:: Work item ::
Using the data below, gather each line that includes the word "text".

Segment Open

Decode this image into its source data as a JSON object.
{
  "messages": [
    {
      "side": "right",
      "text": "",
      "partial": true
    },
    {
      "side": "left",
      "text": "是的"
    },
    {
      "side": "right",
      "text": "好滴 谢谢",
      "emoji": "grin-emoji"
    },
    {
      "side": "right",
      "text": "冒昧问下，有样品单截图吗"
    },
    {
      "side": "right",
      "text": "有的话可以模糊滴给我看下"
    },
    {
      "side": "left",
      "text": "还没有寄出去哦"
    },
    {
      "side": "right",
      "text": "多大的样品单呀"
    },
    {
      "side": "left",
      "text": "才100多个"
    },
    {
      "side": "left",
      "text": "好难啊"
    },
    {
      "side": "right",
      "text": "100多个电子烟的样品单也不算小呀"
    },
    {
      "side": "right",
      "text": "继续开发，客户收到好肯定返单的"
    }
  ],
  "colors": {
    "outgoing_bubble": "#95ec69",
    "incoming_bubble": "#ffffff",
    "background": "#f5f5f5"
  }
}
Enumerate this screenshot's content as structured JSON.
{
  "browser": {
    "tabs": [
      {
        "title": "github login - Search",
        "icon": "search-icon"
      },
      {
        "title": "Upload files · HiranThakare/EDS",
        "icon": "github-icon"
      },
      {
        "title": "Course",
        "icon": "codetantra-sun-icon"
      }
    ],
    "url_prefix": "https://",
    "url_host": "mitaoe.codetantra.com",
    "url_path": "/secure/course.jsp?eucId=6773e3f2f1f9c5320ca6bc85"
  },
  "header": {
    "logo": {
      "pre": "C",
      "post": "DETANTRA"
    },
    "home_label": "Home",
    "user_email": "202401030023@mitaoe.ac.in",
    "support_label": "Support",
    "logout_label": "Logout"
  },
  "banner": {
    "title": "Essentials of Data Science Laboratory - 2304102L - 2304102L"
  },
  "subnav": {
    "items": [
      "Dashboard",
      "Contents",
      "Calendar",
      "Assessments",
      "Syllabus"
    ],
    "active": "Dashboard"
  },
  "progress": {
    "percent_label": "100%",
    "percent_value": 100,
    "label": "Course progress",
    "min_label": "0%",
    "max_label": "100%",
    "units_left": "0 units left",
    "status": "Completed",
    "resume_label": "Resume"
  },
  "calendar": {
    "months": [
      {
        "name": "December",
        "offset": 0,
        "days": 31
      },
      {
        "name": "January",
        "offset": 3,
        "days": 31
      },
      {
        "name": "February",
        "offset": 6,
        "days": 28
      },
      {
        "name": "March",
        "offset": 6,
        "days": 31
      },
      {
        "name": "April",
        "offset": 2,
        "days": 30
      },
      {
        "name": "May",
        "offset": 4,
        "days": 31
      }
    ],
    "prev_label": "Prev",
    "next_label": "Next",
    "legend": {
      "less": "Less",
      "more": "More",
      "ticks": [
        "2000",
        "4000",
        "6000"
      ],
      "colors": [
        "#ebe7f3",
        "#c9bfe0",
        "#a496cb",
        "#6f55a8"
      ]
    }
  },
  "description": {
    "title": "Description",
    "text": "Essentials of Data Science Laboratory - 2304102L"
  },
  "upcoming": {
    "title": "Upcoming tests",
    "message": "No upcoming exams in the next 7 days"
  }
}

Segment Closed

:: Response area ::
      "text": "",
      "text": "是的"
      "text": "好滴 谢谢",
      "text": "冒昧问下，有样品单截图吗"
      "text": "有的话可以模糊滴给我看下"
      "text": "还没有寄出去哦"
      "text": "多大的样品单呀"
      "text": "才100多个"
      "text": "好难啊"
      "text": "100多个电子烟的样品单也不算小呀"
      "text": "继续开发，客户收到好肯定返单的"
    "text": "Essentials of Data Science Laboratory - 2304102L"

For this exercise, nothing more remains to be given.